The office of French president Nicolas Sarkozy said UN secretary-general Ban Ki-moon had requested France’s military participation in its efforts to oust Gbagbo, who lost presidential elections in November but refused to cede power even as his nation teetered on the brink of all-out civil war.

Helicopter assaults on Gbagbo’s troops began at at about 5pm local time, attempting to prevent them from using heavy weapons at the Akouedo camp in Abidjan.

UN spokesman Nick Birnback told reporters in New York that Gbagbo’s forces have consistently used heavy weapons against civilians and peacekeepers in recent days.
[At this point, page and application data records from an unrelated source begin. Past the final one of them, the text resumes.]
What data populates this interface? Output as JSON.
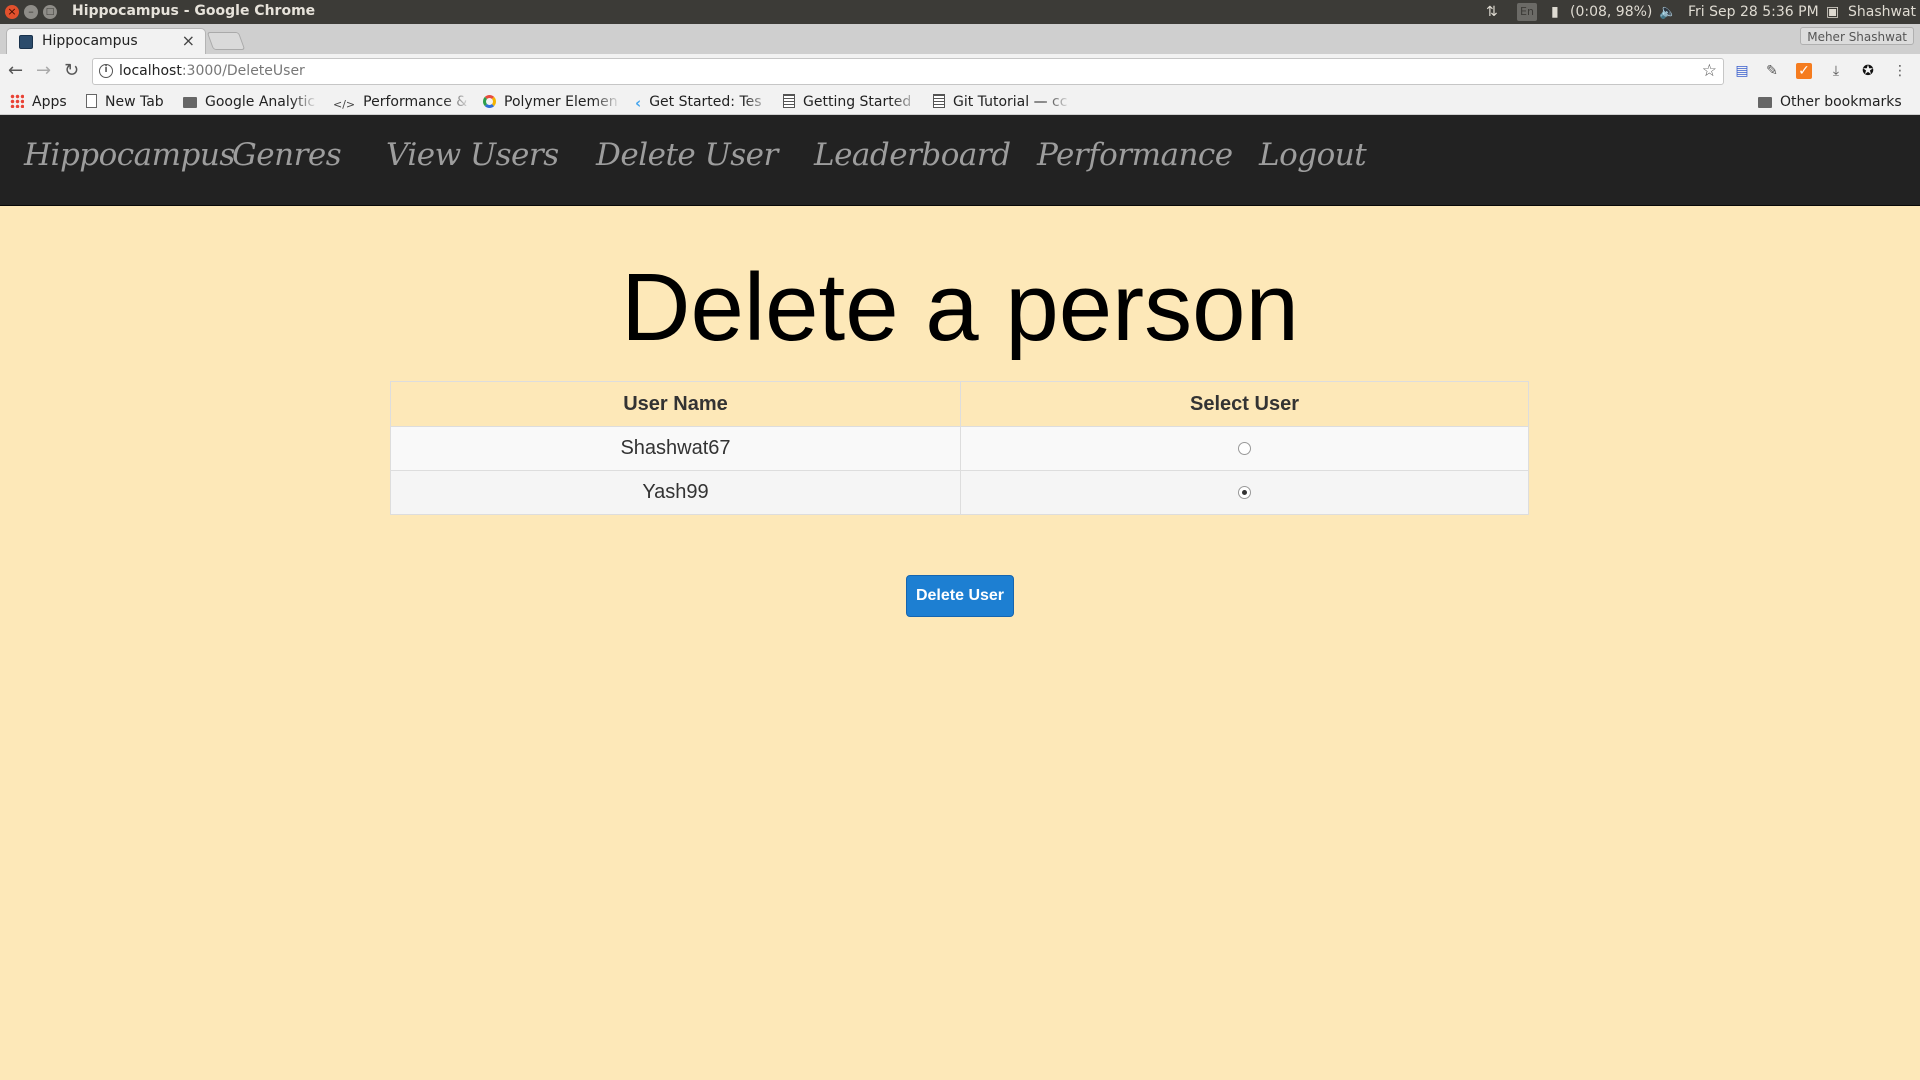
{
  "window": {
    "title": "Hippocampus - Google Chrome"
  },
  "system_tray": {
    "lang": "En",
    "battery": "(0:08, 98%)",
    "datetime": "Fri Sep 28  5:36 PM",
    "user": "Shashwat"
  },
  "tabs": [
    {
      "label": "Hippocampus",
      "active": true
    }
  ],
  "profile_name": "Meher Shashwat",
  "address_bar": {
    "host": "localhost",
    "path": ":3000/DeleteUser"
  },
  "bookmarks": [
    {
      "label": "Apps",
      "icon": "apps-icon"
    },
    {
      "label": "New Tab",
      "icon": "page-icon"
    },
    {
      "label": "Google Analytic",
      "icon": "folder-icon"
    },
    {
      "label": "Performance & ",
      "icon": "code-icon"
    },
    {
      "label": "Polymer Elemen",
      "icon": "polymer-icon"
    },
    {
      "label": "Get Started: Tes",
      "icon": "flutter-icon"
    },
    {
      "label": "Getting Started",
      "icon": "doc-icon"
    },
    {
      "label": "Git Tutorial — cc",
      "icon": "doc-icon"
    }
  ],
  "other_bookmarks": "Other bookmarks",
  "app_nav": {
    "brand": "Hippocampus",
    "links": [
      "Genres",
      "View Users",
      "Delete User",
      "Leaderboard",
      "Performance",
      "Logout"
    ]
  },
  "page": {
    "heading": "Delete a person",
    "table": {
      "headers": [
        "User Name",
        "Select User"
      ],
      "rows": [
        {
          "name": "Shashwat67",
          "selected": false
        },
        {
          "name": "Yash99",
          "selected": true
        }
      ]
    },
    "delete_button": "Delete User"
  },
  "colors": {
    "page_background": "#fde8b8",
    "navbar": "#222222",
    "button": "#1d7fd2"
  }
}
He says the action was taken according to the mandate the mission has from the UN Security Council.

The attacks on Gbagbo mark a dramatic escalation in the offensive to remove the political heavyweight who has refused to cede power for more than four months since he was declared the loser of the presidential election.

Frederic Daguillon, the spokesman for the French force Licorne protecting civilians in Ivory Coast said earlier Monday on France-Info radio that the total French military presence in the former French colony is 1,650.

Meanwhile, fighters backing democratically elected leader Alassane Ouattara entered Abidjan by the truckload Monday afternoon as part of a final offensive to take the last piece of the West African country still largely controlled by Gbagbo.

Residents in two different districts in northern Abidjan reported seeing soldiers advancing into the city. Thousands of troops had been amassing outside Ivory Coast’s commercial capital since last week, readying for the final battle to topple Gbagbo and install Ouattara.

International observers and governments around the world backed the results issued by Ivory Coast’s electoral commission showing Ouattara had won the November presidential election, but Gbagbo refused to give up power after a decade in office.

The two men have vied for the presidency for months, with Ouattara using his considerable international clout to financially and diplomatically suffocate Gbagbo.

After the final round of diplomatic efforts had failed, forces backing Ouattara launched a dramatic offensive last week, with forces loyal to him seizing control of the administrative capital and other towns before heading toward Abidjan.

Gbagbo’s mandate as president expired in 2005 but he had delayed elections for years in a bid to retain authority.

Additional reporting by AP